Between her first peace post class on July 19 and her last class for this project at the end of August, Birdsall said she will watch 137 people (who have registered so far) make a peace post. She’s also had one man sign up for this class, which is a first.


“As soon as I put this out (that I would be doing peace posts for her next classes),” she said, “people went crazy.” She thanks a good friend who saw the idea and passed it along to her.


“What I like about this (project) is that it’s whimsical, and I like the bright colors,” she said.


To prepare for the classes, Birdsall preps each vinyl post by sanding them lightly and rubbing them down with rubbing alcohol. Then she sprays each post with Krylon Fusion, “a type of spray paint that bonds to plastic or vinyl. I do it to give them a good surface to paint on,” she said.


Lined up for everyone who arrived were four finished posts, featuring four design choices. This was possibly the hardest part for some — choosing between four very colorful and fun designs.

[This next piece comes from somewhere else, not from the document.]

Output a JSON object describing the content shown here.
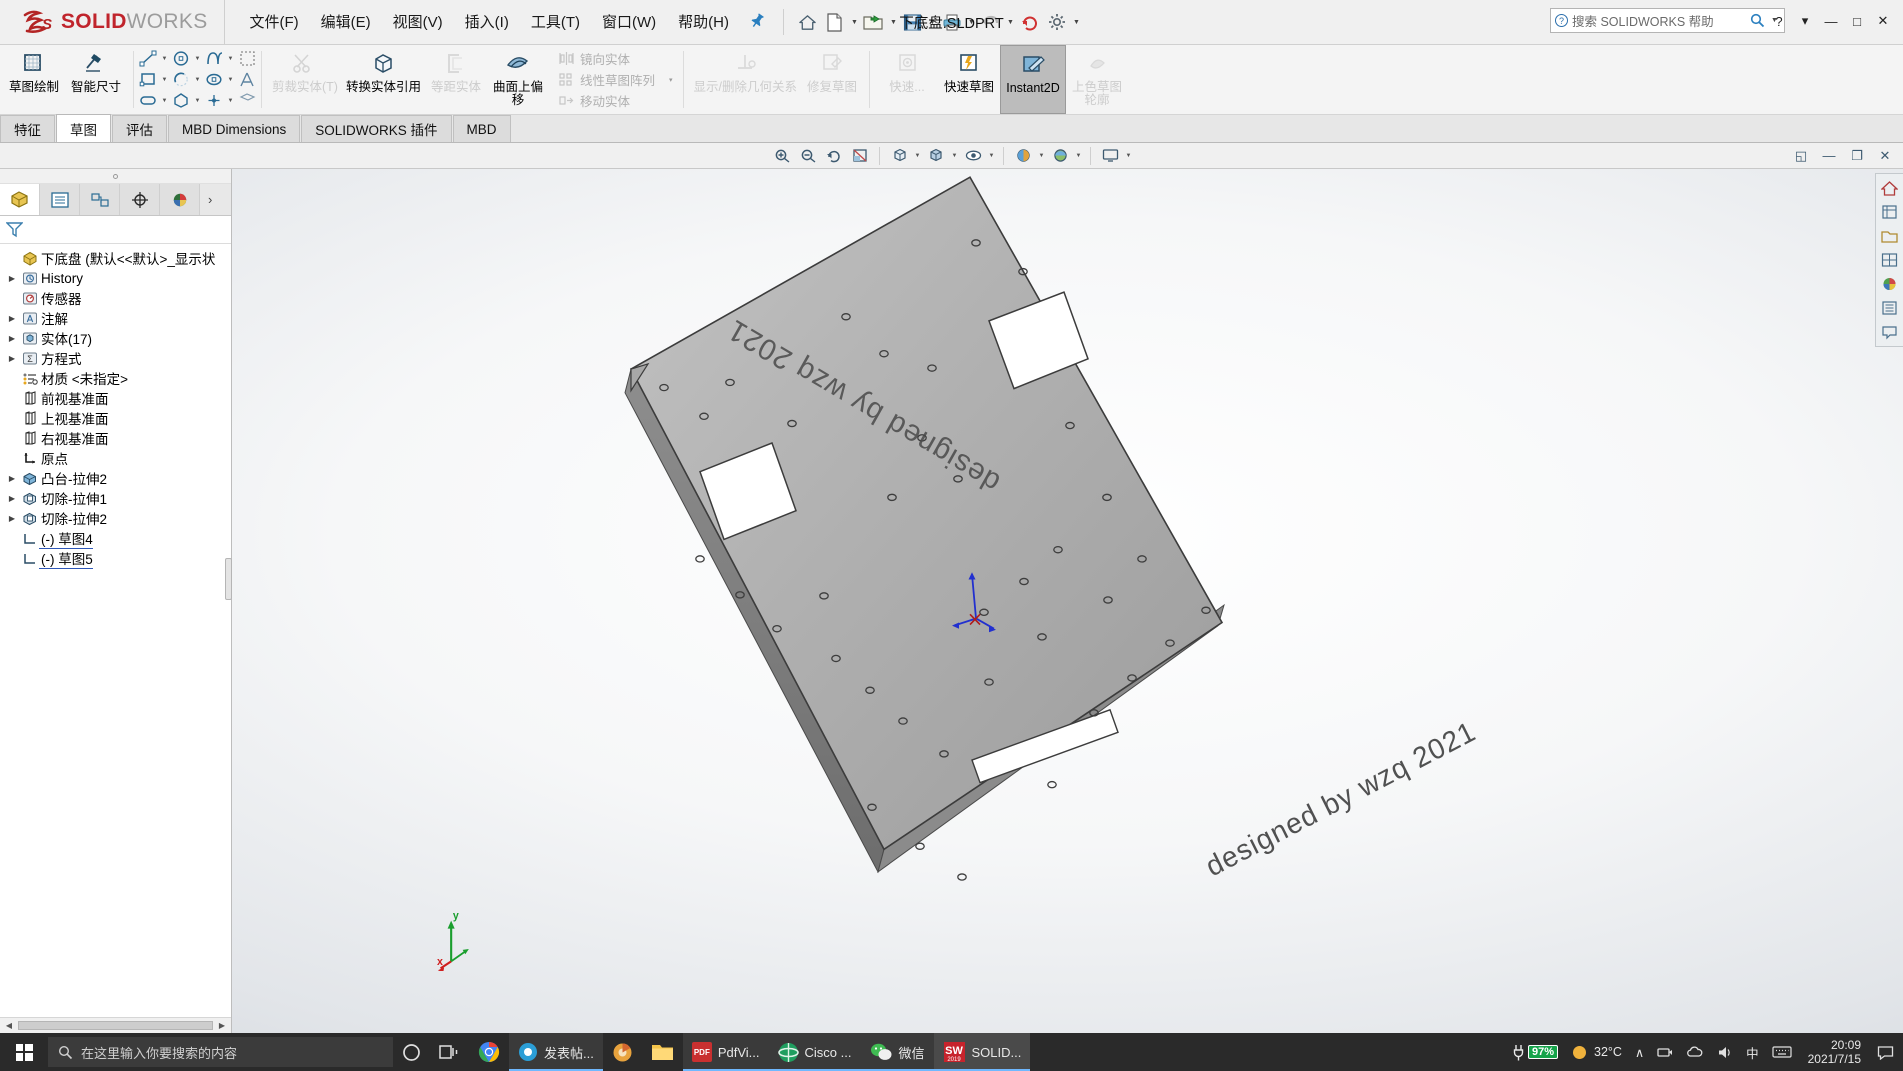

The hardest part of the project itself, Birdsall said, is usually the transfer of the design to the poll. She was thinking it would take participants a good 40 minutes to do just that part.


Carter showed up to take care of the business end of things. She collected the class fee from each person who came in the door, so her sister could help answer questions as people prepared to start the class.


Birdsall said the classes go well because she has a husband, Gary, who’s very handy and willing to help her. “And I have a lot of friends who can do things. I tend to call on people that I know,” she said, when she needs help cutting wood or getting other prep work done for projects.


Her classes have so far included many different types of painting projects and designs. Those attending have created different types of wood signs, holiday signs, college spirit signs, seasonal paintings and more.


Slater resident Marilyn Ransom said she’s been to all but one of Birdsall’s classes. Her favorite project so far had been doing a painting of wine bottles on curved wooden spools that were cut apart. “It looks really good on the wall,” she said.


Ellen Fisher, who was from the Des Moines area, said this was her first class. She saw it on Facebook. “I had seen something like this (peace post) in stores and thought it would be fun to make my own,” she said. She planned to put her post in her flower garden and was excited for the color it would add.


Birdsall walked around as her attendees worked, answering questions and helping out if needed.


She explained that she herself is a self-taught artist, and probably got her creative talents from her father, who was a painter. “I’ve always been creative,” she said. In fact, while sitting at her former longtime career, she often couldn’t wait to get home to try projects that were coming to her in her head. “I’ve got so many ideas, it scares me,” she said with a laugh.


Now she has the perfect avenue for sharing her talent with others. To keep up on what classes Birdsall is offering, she encourages people to follow her on Facebook at Two Sisters Paint Palette. To keep up with where she and her sister will be selling their creations and what they are working on craftwise, follow them on Facebook at “Dossisters,” which will direct you to their Two Sisters page.